──────── Records shown

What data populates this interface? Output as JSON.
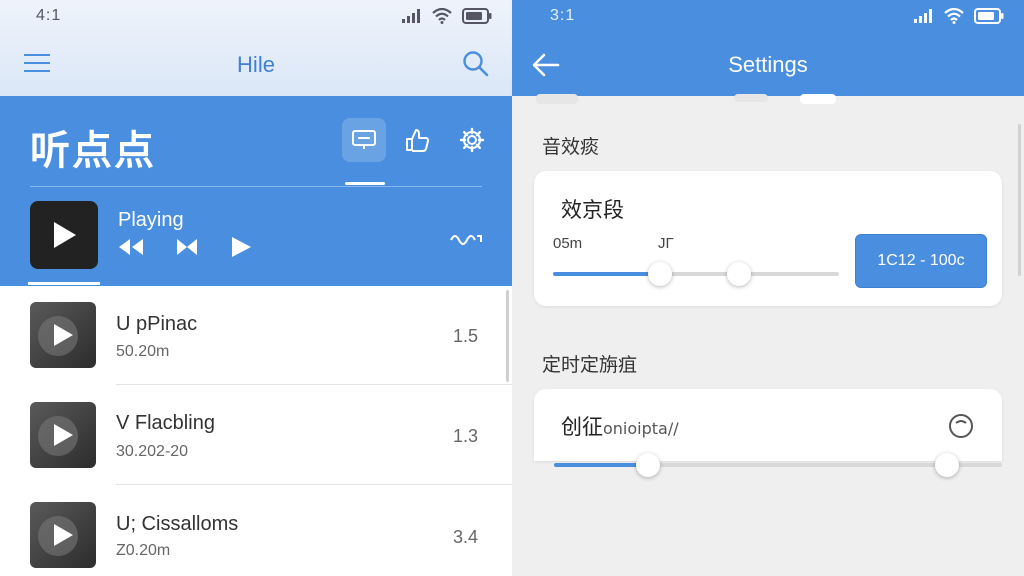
{
  "left_screen": {
    "status": {
      "time": "4:1"
    },
    "appbar": {
      "title": "Hile"
    },
    "header": {
      "brand": "听点点",
      "now_playing_label": "Playing"
    },
    "tracks": [
      {
        "title": "U  pPinac",
        "subtitle": "50.20m",
        "value": "1.5"
      },
      {
        "title": "V Flacbling",
        "subtitle": "30.202-20",
        "value": "1.3"
      },
      {
        "title": "U; Cissalloms",
        "subtitle": "Z0.20m",
        "value": "3.4"
      }
    ]
  },
  "right_screen": {
    "status": {
      "time": "3:1"
    },
    "appbar": {
      "title": "Settings"
    },
    "section1": {
      "label": "音效痰",
      "card_title": "效京段",
      "left_label": "05m",
      "mid_label": "JГ",
      "button_label": "1C12 - 100c",
      "slider_value": 0.38
    },
    "section2": {
      "label": "定时定旃疽",
      "card_title": "创征",
      "card_suffix": "onioipta//",
      "slider_value": 0.2
    }
  },
  "colors": {
    "accent": "#4a8fdf",
    "header_blue": "#4a8fdf",
    "text_dark": "#333333"
  },
  "icons": [
    "menu-icon",
    "search-icon",
    "message-icon",
    "thumbs-up-icon",
    "gear-icon",
    "play-icon",
    "rewind-icon",
    "skip-icon",
    "wave-icon",
    "back-arrow-icon",
    "timer-icon",
    "wifi-icon",
    "signal-icon",
    "battery-icon"
  ]
}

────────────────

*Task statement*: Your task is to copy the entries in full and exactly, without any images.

*Result*:
What data populates this interface? Output as JSON.
{
  "left_screen": {
    "status": {
      "time": "4:1"
    },
    "appbar": {
      "title": "Hile"
    },
    "header": {
      "brand": "听点点",
      "now_playing_label": "Playing"
    },
    "tracks": [
      {
        "title": "U  pPinac",
        "subtitle": "50.20m",
        "value": "1.5"
      },
      {
        "title": "V Flacbling",
        "subtitle": "30.202-20",
        "value": "1.3"
      },
      {
        "title": "U; Cissalloms",
        "subtitle": "Z0.20m",
        "value": "3.4"
      }
    ]
  },
  "right_screen": {
    "status": {
      "time": "3:1"
    },
    "appbar": {
      "title": "Settings"
    },
    "section1": {
      "label": "音效痰",
      "card_title": "效京段",
      "left_label": "05m",
      "mid_label": "JГ",
      "button_label": "1C12 - 100c",
      "slider_value": 0.38
    },
    "section2": {
      "label": "定时定旃疽",
      "card_title": "创征",
      "card_suffix": "onioipta//",
      "slider_value": 0.2
    }
  },
  "colors": {
    "accent": "#4a8fdf",
    "header_blue": "#4a8fdf",
    "text_dark": "#333333"
  },
  "icons": [
    "menu-icon",
    "search-icon",
    "message-icon",
    "thumbs-up-icon",
    "gear-icon",
    "play-icon",
    "rewind-icon",
    "skip-icon",
    "wave-icon",
    "back-arrow-icon",
    "timer-icon",
    "wifi-icon",
    "signal-icon",
    "battery-icon"
  ]
}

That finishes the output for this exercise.